Chinatown Fights Back Unification in the Face of Change

With gentrification continuing to wreak havoc in the Lower East Side, it is normal for people to feel as though there is nothing they can do about the issue. However, that is not the case for the people of Chinatown. The residents, business owners, and workers of Chinatown are all well-aware of their circumstances and how gentrification affects them all. In fact, before a new coffee shop was debuted in a building along Canal Street, the building’s boarded-up storefront had been vandalized with the Chinese word for “gentrification.” In addition, groups such as the Chinatown Working Group, the Chinatown Art Brigade, and CAAAV: Organizing Asian Communities, work to fight against gentrification in the place they call home.

In comparison to other Chinatowns across the country such as Boston and Philadelphia, New York City’s Chinatown is considered to be the “very last stand” when it comes to keeping its cultural community alive in face of gentrification. It has the advantage of having a large base of jobs, helping to keep its community intact. However, it may soon fall to the level of its fellow Chinatowns as gentrification continues to rampage throughout the city. Professor Peter Kwong of Hunter College argues that the best way to stop the displacement of the local businesses and restaurants is through rezoning and laws that protect tenants.

Formed in October 2008, the Chinatown Working Group (CWG) is a community-based planning initiative on the future of New York City’s Chinatown, with the goal of supporting the community’s residents, workers, businesses, and visitors. A coalition of more than fifty organizations and residents, the organization has been working for the past eight years on a rezoning plan that would “restrict height limits, create anti-harassment laws targeted at landlords, generate affordable housing,” and most importantly, “protect small businesses in Chinatown and the Lower East Side.” However, despite the group’s efforts, their plan continues to be rejected by the Department of City Planning, but the advocates refuse to give up and continue to protest on a daily basis outside City Hall in order to call attention to the issue.

The Chinatown Art Brigade (CAB) is another organization that fights against gentrification. Formed in 2015 by artists Tomie Arai, ManSee Kong, and Betty Yu, CAB defines itself as “a cultural collective that recognizes the power of art to advance social justice.” In 2016, CAB launched “Here to Stay,” a community art project consisting of large-scale outdoor mobile projections that address the issues of gentrification and displacement, as well as community resilience in New York City’s Chinatown.
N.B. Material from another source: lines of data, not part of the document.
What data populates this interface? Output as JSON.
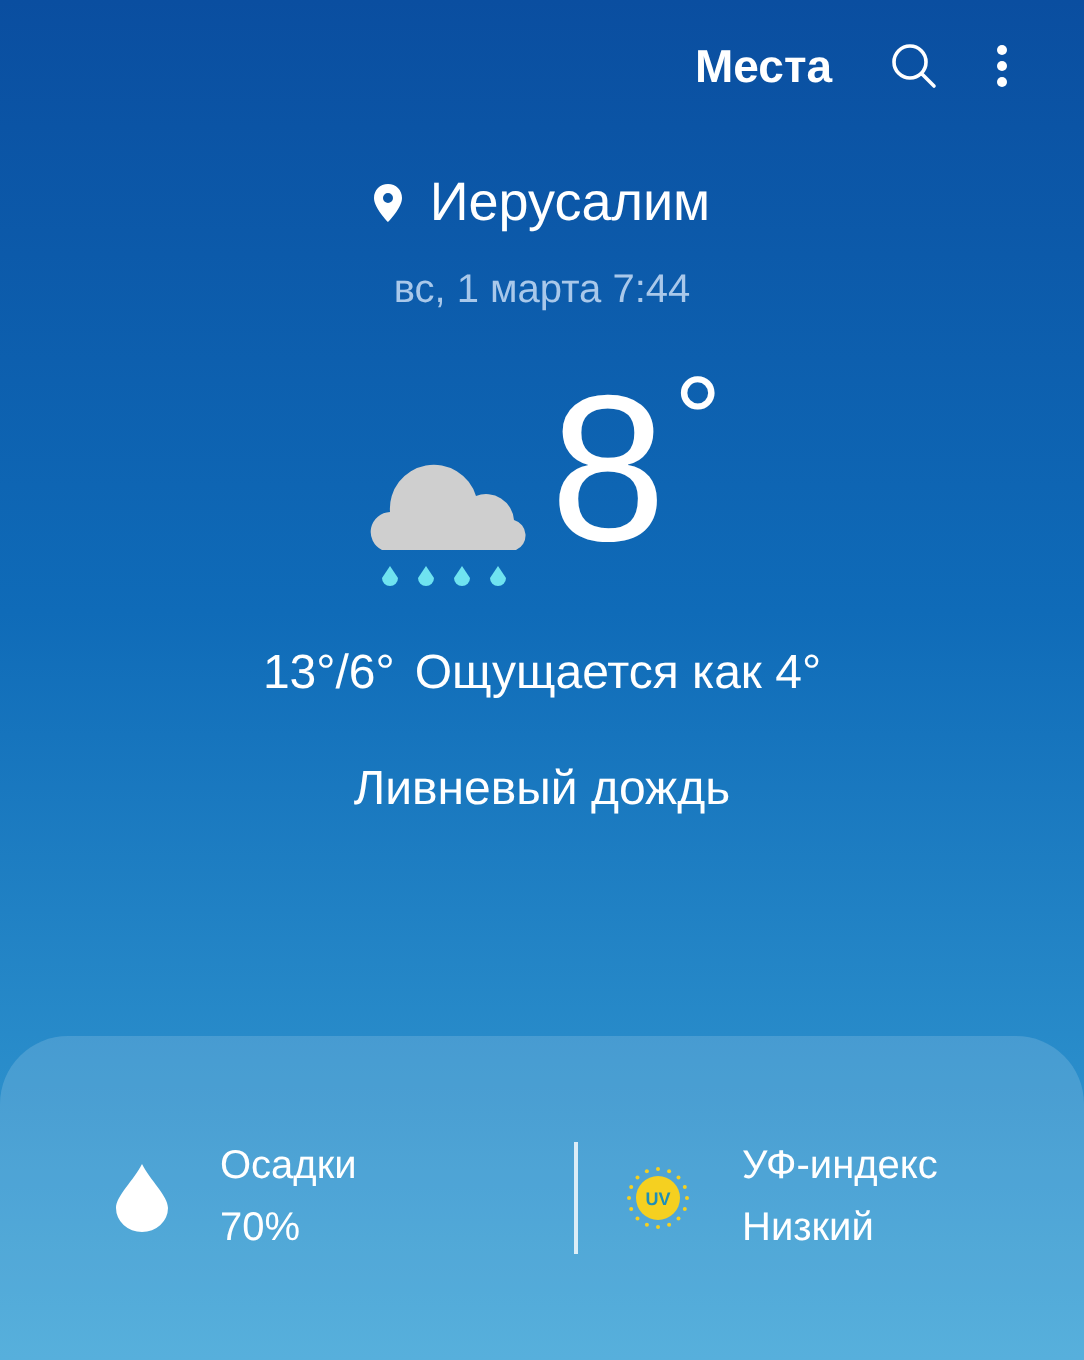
{
  "top_bar": {
    "places_link": "Места"
  },
  "location": {
    "city": "Иерусалим",
    "datetime": "вс, 1 марта 7:44"
  },
  "current": {
    "temperature": "8",
    "unit": "°",
    "range": "13°/6°",
    "feels_like": "Ощущается как 4°",
    "condition": "Ливневый дождь"
  },
  "details": [
    {
      "kind": "precipitation",
      "label": "Осадки",
      "value": "70%"
    },
    {
      "kind": "uv",
      "label": "УФ-индекс",
      "value": "Низкий",
      "icon_text": "UV"
    }
  ]
}
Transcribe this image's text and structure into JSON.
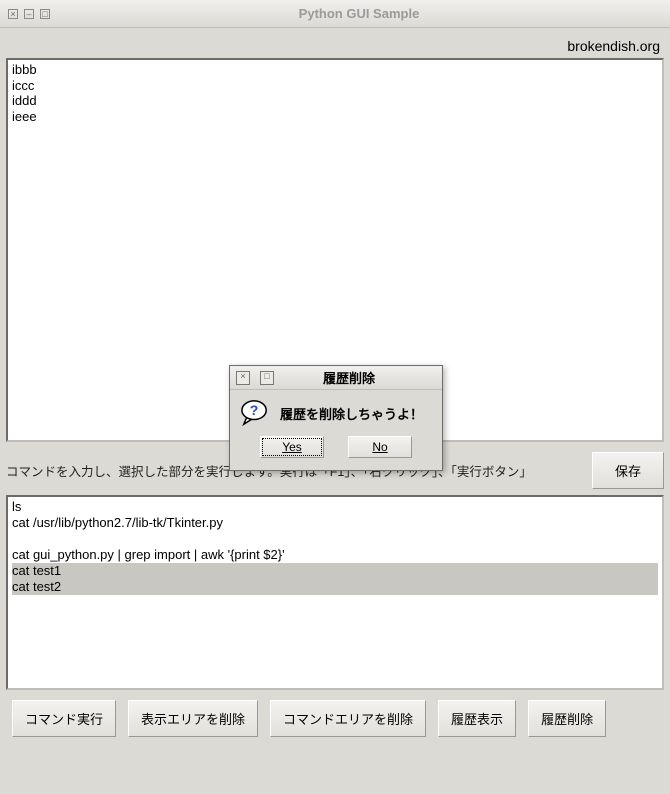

The project has since been implemented within the streets of Chinatown, as seen on one night in September 2016, when a series of large-scale, multilingual messages—all of which were written by the residents—were projected onto buildings. The people of the Chinatown community know that they are all at risk of being taken over by newer businesses and a younger, non-Asian population. Their identities are pushed to the side and their sense of community has been shaken up, yet they continue to fight back as much as they can.
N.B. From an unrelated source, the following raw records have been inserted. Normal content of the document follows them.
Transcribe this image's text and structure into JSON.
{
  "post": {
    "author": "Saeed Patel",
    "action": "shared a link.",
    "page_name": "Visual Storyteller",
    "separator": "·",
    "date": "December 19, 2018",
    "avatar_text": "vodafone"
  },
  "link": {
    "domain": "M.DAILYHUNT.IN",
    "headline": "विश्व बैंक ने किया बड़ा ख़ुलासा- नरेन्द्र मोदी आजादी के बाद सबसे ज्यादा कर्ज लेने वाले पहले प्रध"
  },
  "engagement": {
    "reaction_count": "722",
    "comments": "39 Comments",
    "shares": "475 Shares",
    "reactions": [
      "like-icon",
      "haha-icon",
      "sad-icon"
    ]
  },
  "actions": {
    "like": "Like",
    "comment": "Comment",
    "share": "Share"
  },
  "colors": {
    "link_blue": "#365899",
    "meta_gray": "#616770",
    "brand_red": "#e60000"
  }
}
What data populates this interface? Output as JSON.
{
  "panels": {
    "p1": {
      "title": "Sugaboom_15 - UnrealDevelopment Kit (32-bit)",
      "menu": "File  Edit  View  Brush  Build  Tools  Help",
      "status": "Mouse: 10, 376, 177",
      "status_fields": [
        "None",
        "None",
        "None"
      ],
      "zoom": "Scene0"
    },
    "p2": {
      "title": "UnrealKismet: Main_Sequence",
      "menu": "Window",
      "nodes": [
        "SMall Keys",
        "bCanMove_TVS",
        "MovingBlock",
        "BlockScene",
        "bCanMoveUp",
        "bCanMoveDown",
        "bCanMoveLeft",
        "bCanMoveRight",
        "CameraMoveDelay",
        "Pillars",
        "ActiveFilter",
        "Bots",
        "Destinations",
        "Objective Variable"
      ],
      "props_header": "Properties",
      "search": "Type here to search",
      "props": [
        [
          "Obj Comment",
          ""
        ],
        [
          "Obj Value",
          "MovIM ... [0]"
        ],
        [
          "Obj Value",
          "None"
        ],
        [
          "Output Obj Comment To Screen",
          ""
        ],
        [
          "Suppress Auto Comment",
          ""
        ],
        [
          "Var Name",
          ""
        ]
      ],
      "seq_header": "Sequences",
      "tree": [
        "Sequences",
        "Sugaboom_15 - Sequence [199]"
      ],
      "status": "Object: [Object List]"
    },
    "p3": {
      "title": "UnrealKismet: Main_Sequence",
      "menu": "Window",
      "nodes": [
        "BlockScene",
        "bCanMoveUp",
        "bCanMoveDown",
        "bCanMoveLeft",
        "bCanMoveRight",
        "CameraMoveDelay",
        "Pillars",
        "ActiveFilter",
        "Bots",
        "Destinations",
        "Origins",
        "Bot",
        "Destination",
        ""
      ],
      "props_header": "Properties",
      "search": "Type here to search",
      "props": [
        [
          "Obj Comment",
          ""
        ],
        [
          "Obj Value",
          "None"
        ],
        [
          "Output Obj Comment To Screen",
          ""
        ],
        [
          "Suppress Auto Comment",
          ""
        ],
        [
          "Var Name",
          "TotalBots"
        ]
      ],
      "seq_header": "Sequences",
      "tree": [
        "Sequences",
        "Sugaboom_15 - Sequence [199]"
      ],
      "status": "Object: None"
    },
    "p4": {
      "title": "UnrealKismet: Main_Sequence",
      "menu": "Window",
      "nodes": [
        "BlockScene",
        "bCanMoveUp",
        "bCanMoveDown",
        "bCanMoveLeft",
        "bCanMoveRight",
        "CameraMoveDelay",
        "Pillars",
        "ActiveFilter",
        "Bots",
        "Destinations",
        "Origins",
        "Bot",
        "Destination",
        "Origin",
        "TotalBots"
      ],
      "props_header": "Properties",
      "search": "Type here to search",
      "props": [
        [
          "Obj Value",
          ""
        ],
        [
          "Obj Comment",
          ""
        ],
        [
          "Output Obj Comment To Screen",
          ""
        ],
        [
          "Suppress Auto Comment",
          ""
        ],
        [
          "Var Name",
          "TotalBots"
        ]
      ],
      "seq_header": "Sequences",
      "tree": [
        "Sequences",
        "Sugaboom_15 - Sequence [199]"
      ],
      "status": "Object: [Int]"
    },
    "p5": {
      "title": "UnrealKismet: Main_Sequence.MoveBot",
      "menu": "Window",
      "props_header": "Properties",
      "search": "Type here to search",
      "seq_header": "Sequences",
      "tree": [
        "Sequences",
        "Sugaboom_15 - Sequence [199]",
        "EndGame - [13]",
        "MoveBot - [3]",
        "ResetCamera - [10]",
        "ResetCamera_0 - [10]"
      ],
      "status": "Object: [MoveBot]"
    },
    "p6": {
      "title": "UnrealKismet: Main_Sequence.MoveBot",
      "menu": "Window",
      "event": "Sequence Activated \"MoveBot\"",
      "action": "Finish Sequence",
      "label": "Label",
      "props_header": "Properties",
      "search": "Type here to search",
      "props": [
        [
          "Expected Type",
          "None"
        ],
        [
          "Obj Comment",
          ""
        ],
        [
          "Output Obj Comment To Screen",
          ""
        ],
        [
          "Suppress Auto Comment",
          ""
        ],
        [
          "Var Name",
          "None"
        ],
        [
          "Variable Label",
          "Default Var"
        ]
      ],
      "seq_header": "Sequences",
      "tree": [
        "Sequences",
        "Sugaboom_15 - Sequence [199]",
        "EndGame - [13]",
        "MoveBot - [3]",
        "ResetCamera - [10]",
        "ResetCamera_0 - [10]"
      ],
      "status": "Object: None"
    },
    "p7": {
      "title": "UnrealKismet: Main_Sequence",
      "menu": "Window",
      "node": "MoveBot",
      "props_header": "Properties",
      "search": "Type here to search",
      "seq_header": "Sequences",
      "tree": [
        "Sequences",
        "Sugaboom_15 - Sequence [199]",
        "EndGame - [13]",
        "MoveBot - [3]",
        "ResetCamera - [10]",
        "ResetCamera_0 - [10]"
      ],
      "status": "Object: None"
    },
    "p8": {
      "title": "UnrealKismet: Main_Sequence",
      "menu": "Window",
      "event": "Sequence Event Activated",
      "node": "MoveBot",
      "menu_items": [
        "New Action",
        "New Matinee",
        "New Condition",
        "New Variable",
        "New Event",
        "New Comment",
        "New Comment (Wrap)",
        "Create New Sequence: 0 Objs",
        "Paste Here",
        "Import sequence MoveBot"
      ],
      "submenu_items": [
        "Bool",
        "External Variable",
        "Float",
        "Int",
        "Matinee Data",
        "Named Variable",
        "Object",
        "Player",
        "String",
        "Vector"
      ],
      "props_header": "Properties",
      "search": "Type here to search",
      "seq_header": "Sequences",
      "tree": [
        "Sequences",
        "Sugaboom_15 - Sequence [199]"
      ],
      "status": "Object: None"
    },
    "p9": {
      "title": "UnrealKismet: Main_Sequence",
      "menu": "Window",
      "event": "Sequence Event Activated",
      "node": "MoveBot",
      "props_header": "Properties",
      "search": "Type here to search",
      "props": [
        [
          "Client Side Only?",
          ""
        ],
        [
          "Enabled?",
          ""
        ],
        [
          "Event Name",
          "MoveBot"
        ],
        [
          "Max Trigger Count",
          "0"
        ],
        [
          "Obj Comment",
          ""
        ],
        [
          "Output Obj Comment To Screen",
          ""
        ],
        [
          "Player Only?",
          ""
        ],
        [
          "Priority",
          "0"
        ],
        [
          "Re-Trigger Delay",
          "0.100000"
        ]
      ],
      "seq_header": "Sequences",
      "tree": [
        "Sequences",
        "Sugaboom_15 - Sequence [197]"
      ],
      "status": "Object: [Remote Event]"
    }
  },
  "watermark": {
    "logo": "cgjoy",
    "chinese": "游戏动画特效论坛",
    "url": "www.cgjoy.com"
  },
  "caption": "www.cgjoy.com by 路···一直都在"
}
In addition to their own community projects, CAB also works closely with the organization, CAAAV: Organizing Asian Communities. Formed in 1986 by Asian working-class women who were alarmed by the spike of hate violence on Asian communities, CAAAV works together with CAB in order to achieve the goal of successfully campaigning for an equitable community-based rezoning plan that can fight gentrification and protect the rights of people who need affordable housing.
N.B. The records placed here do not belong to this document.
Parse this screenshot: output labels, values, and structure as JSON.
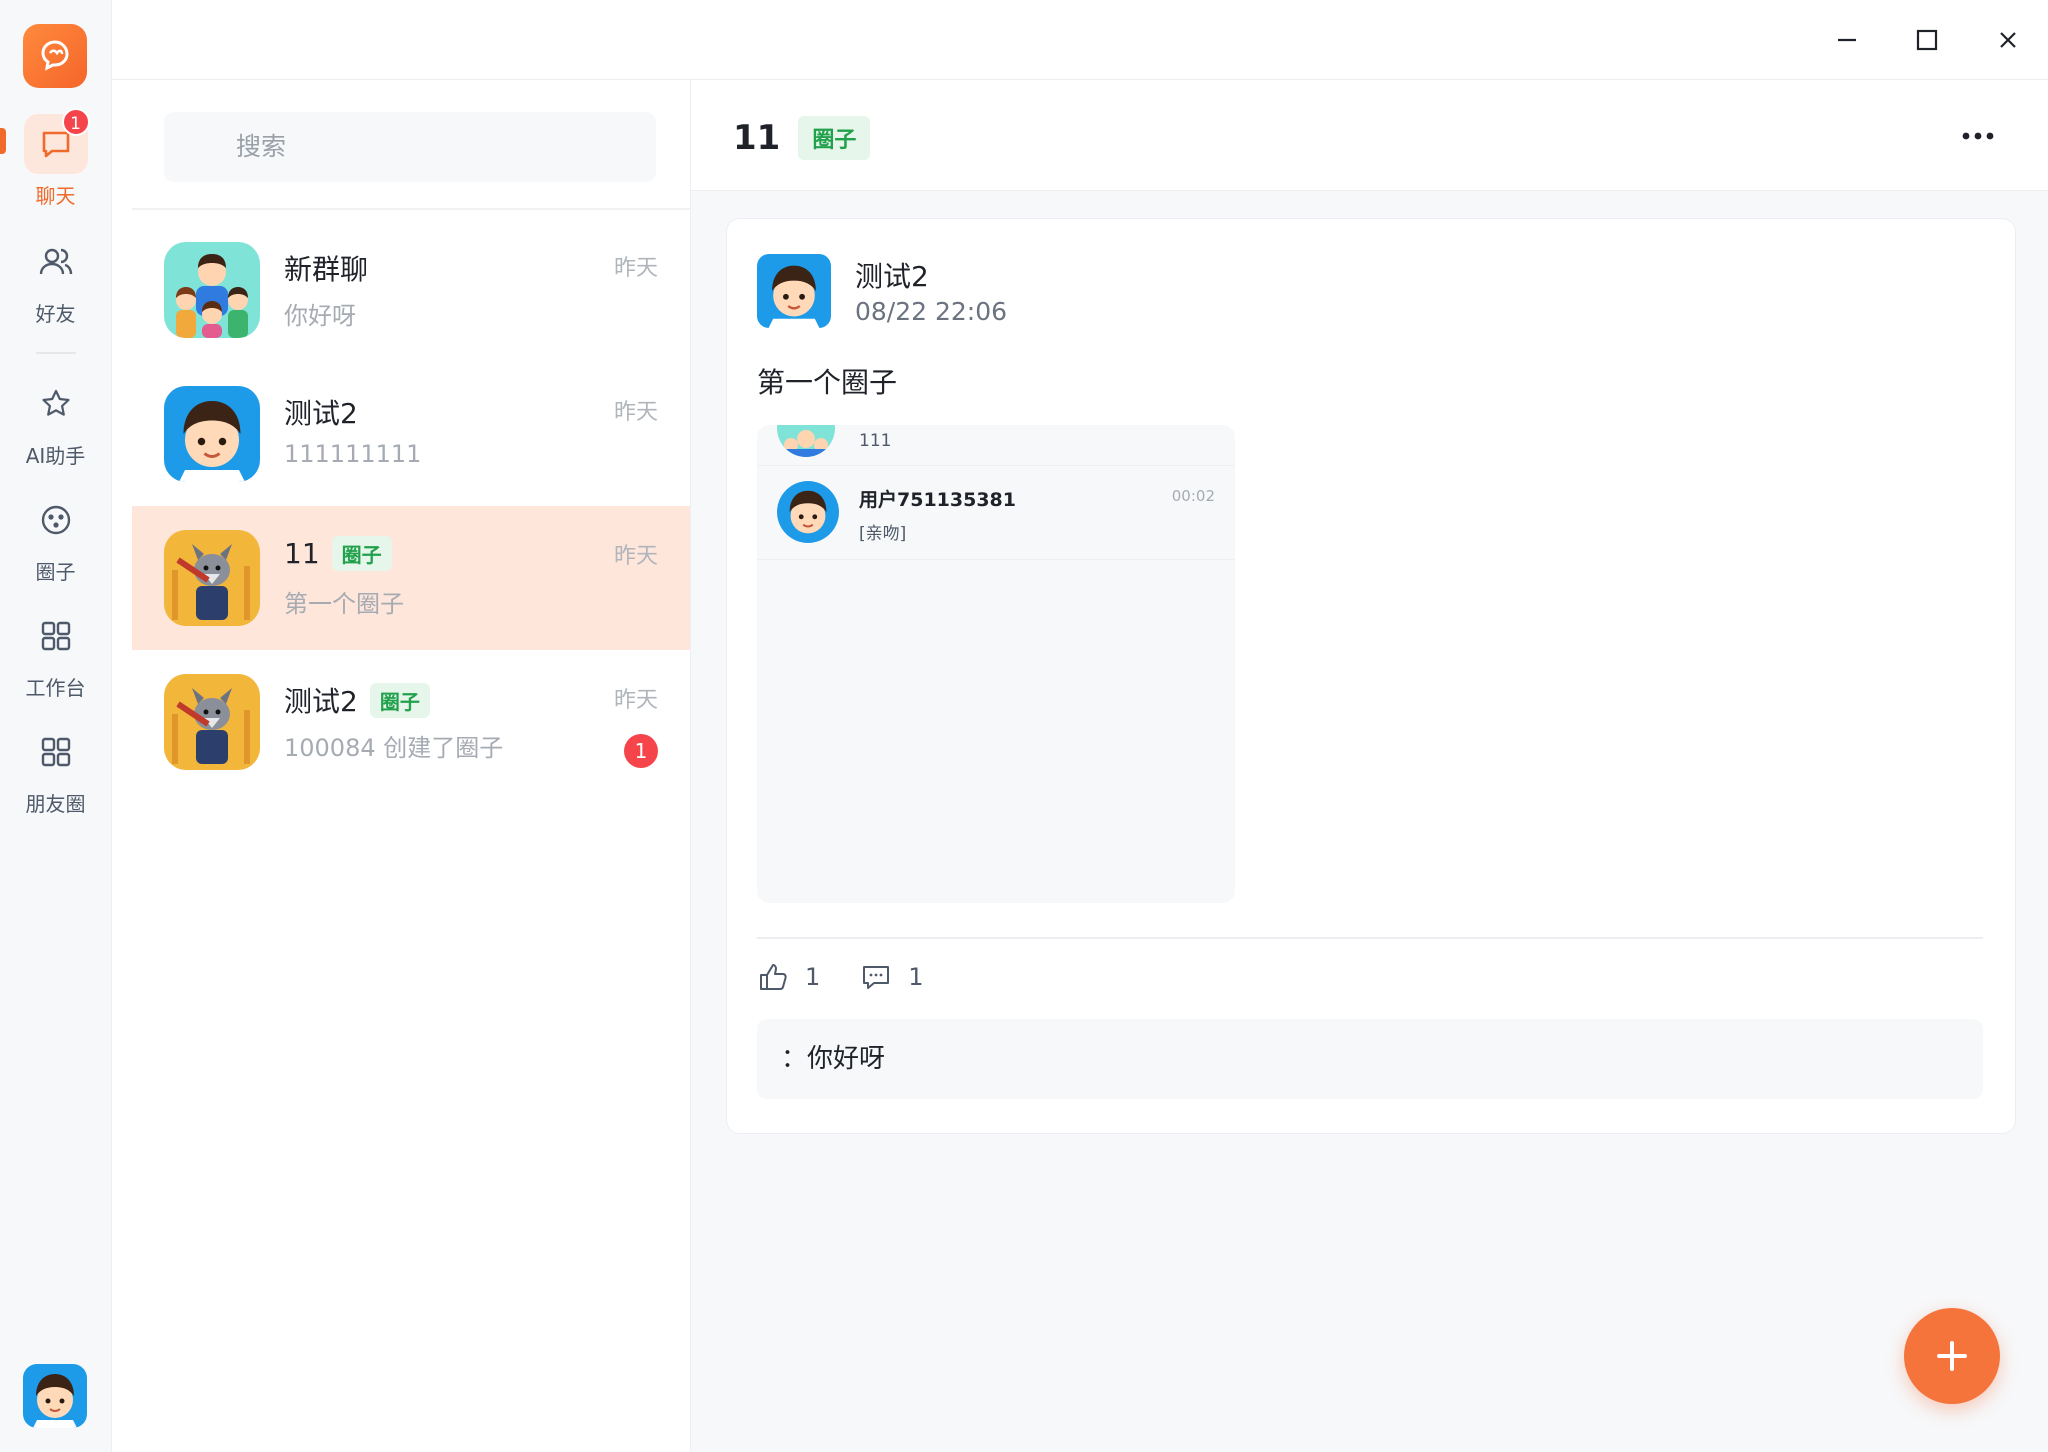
{
  "colors": {
    "accent": "#f06a2c",
    "tag_green": "#22a14d",
    "badge_red": "#f5454b"
  },
  "rail": {
    "chat": {
      "label": "聊天",
      "badge": "1"
    },
    "friends": {
      "label": "好友"
    },
    "ai": {
      "label": "AI助手"
    },
    "circle": {
      "label": "圈子"
    },
    "workbench": {
      "label": "工作台"
    },
    "moments": {
      "label": "朋友圈"
    }
  },
  "search": {
    "placeholder": "搜索"
  },
  "conversations": [
    {
      "name": "新群聊",
      "preview": "你好呀",
      "time": "昨天"
    },
    {
      "name": "测试2",
      "preview": "111111111",
      "time": "昨天"
    },
    {
      "name": "11",
      "tag": "圈子",
      "preview": "第一个圈子",
      "time": "昨天"
    },
    {
      "name": "测试2",
      "tag": "圈子",
      "preview": "100084 创建了圈子",
      "time": "昨天",
      "unread": "1"
    }
  ],
  "detail": {
    "title": "11",
    "tag": "圈子",
    "post": {
      "author": "测试2",
      "time": "08/22 22:06",
      "text": "第一个圈子",
      "embed": {
        "row1_text": "111",
        "row2_name": "用户751135381",
        "row2_msg": "[亲吻]",
        "row2_time": "00:02"
      },
      "likes": "1",
      "comments": "1",
      "comment_preview": "：你好呀"
    }
  }
}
Gentrification is something that is not going to go away any time soon. If anything, it is only going to keep growing and spreading itself throughout the rest of New York City, as it can be seen not only in the Lower East Side, but in other parts of the city such as Harlem, Chelsea, and Brooklyn. Groups such as CWG, CAB, and CAAAV make up the front lines of this battle against gentrification, and it is through their work that the people of Chinatown are able to stand a chance against this foe.